Every WiFi radio is a transceiver, meaning it can transmit (TX) and receive (RX) information. Not every radio is created equal, however, as their capabilities may differ significantly. Software support in particular may inhibit an otherwise fine bit of silicon. In particular, modes of operation may be restricted either by hardware or software.
For the most part chipsets from Atheros have excellent support, with a few RaLink and Realtek chipsets having made a name for themselves in the infosec community as well. Radio chipsets typically interface with a computer over a bus like PCI or USB. A WiFi radio is often called a wireless network interface controller (WNIC or Wireless NIC).

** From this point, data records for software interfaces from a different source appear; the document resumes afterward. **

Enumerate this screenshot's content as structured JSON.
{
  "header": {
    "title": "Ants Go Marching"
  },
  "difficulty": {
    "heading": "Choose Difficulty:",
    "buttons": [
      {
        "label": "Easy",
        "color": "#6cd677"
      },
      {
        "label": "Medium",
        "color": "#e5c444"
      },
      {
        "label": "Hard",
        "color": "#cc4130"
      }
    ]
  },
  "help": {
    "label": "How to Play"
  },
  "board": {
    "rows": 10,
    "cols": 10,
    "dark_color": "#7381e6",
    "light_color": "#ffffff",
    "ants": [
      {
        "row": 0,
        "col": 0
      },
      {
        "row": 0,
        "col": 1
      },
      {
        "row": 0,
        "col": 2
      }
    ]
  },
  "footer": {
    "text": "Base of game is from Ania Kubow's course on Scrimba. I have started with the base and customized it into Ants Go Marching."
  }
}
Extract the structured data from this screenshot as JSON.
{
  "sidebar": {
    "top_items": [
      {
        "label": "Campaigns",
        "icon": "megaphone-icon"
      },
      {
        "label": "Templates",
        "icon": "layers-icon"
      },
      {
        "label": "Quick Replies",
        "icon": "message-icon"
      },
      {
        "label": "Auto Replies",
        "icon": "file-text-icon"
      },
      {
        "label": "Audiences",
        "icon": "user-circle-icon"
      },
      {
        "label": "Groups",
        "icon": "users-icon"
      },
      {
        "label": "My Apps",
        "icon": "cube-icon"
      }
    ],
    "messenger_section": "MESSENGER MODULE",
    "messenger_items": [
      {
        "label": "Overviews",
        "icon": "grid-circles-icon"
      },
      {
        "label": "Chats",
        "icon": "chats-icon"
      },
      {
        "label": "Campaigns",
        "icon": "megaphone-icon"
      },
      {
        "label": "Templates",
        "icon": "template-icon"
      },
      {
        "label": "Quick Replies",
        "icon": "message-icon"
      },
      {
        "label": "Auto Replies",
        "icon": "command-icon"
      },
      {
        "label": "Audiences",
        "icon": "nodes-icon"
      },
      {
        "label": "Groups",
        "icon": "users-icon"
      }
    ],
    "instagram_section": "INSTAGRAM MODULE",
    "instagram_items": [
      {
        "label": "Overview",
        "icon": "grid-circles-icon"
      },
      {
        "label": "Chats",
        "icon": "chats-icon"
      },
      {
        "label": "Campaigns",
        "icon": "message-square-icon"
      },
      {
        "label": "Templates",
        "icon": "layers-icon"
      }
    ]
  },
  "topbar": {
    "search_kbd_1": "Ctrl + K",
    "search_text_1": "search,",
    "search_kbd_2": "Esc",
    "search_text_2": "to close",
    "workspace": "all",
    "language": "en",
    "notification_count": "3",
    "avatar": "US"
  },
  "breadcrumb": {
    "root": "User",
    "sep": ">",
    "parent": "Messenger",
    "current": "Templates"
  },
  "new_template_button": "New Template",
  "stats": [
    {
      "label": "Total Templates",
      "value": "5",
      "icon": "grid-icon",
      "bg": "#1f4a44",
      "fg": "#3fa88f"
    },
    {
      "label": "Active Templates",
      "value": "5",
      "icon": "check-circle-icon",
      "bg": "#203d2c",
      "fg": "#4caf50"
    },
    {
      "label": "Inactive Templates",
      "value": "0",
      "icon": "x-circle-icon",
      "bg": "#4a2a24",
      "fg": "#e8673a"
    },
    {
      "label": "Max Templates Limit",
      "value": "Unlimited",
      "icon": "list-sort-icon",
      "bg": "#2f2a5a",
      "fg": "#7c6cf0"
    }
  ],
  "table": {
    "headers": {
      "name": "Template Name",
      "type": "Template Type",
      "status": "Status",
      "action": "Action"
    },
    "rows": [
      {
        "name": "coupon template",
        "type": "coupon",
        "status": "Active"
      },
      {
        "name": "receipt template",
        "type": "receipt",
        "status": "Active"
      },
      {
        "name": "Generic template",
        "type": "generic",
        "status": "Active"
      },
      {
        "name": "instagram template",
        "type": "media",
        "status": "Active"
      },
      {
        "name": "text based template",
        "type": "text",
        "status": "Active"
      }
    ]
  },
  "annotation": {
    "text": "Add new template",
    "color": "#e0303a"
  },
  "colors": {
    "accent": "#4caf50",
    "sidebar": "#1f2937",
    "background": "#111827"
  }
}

On the other hand a SoC (System on a Chip) is a special WiFi chipset which combines the radio with its own CPU. WiFi SoCs, unlike typical x86-based PCs, traditionally run MIPS based CPUs. While lower in clock speed than their PC counterparts, they’re specifically optimized for high performance networking. Both the WiFi Pineapple NANO and TETRA operate on Atheros SoCs.